*** Opening of Data records ***

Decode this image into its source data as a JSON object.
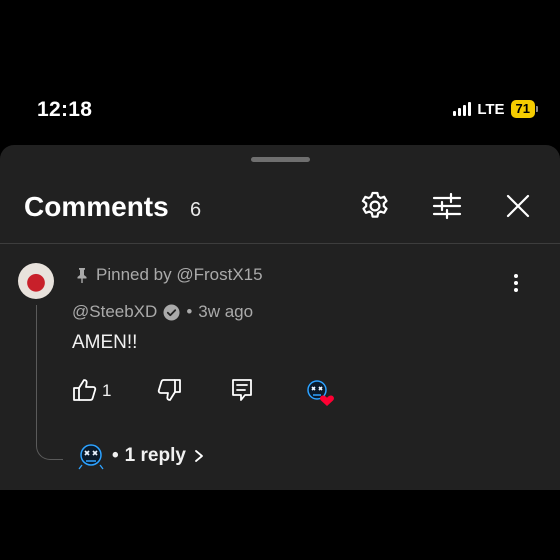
{
  "status_bar": {
    "time": "12:18",
    "network": "LTE",
    "battery": "71"
  },
  "header": {
    "title": "Comments",
    "count": "6"
  },
  "comment": {
    "pinned_label": "Pinned by @FrostX15",
    "author": "@SteebXD",
    "separator": "•",
    "age": "3w ago",
    "text": "AMEN!!",
    "like_count": "1",
    "reply_bullet": "•",
    "reply_label": "1 reply"
  },
  "colors": {
    "sheet_bg": "#212121",
    "battery": "#f5cc00",
    "heart": "#ff0033",
    "creator_avatar": "#2fa3ff"
  }
}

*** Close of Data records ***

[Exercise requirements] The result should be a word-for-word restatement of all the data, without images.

[Solution for this problem]
Decode this image into its source data as a JSON object.
{
  "status_bar": {
    "time": "12:18",
    "network": "LTE",
    "battery": "71"
  },
  "header": {
    "title": "Comments",
    "count": "6"
  },
  "comment": {
    "pinned_label": "Pinned by @FrostX15",
    "author": "@SteebXD",
    "separator": "•",
    "age": "3w ago",
    "text": "AMEN!!",
    "like_count": "1",
    "reply_bullet": "•",
    "reply_label": "1 reply"
  },
  "colors": {
    "sheet_bg": "#212121",
    "battery": "#f5cc00",
    "heart": "#ff0033",
    "creator_avatar": "#2fa3ff"
  }
}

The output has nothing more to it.